...Vibrancy is a sort of performance that artists or musicians are expected to put on, either directly or indirectly, for the corporate class. These are the ones we aim to reassure of our city’s vibrancy, so that they never choose to move their millions (of dollars) to some more vibrant burg. An artist who keeps to herself, who works in her room all day, who wears unremarkable clothes and goes without tattoos— by definition she brings almost nothing to this project, adds little to the economic prospects of a given area. She inspires no one. She offers no lessons in creativity. She is not vibrant, not remunerative, not investment-grade.(I'm not doing this piece justice with these quotes. Just go read the whole thing)
I know that cities change and evolve and gentrify. Or decay. It's one of those life-cycle things. But what does it mean when a city like San Francisco, a city that has always been a refuge for the eccentric, for writers and artists, is no longer affordable for the people who were so essential to creating its character?

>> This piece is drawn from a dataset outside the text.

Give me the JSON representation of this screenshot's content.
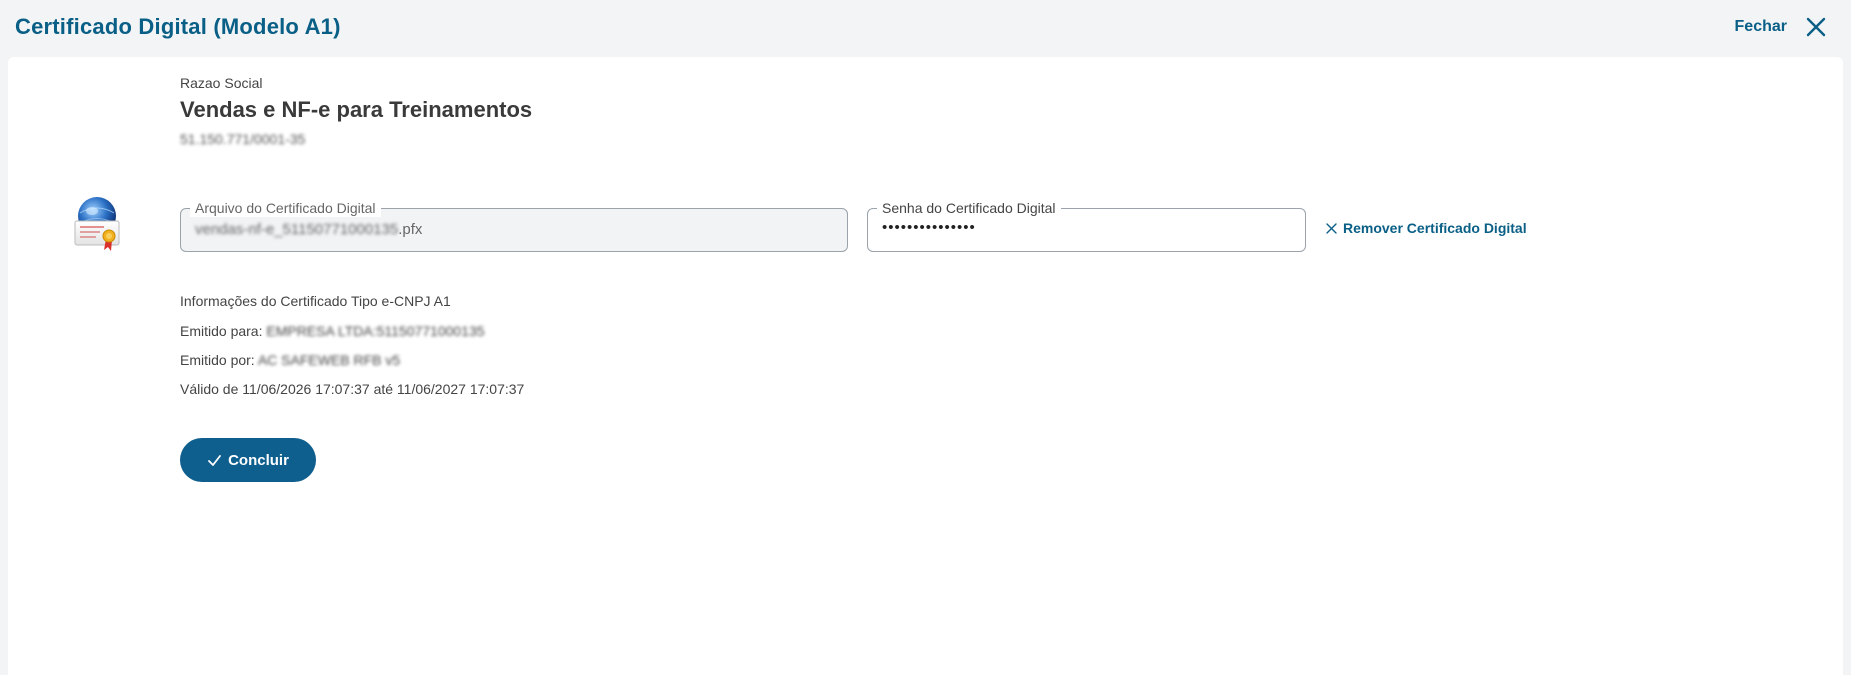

What happens when cities lose the qualities that made them what they are?
Lisa...every other Wednesday...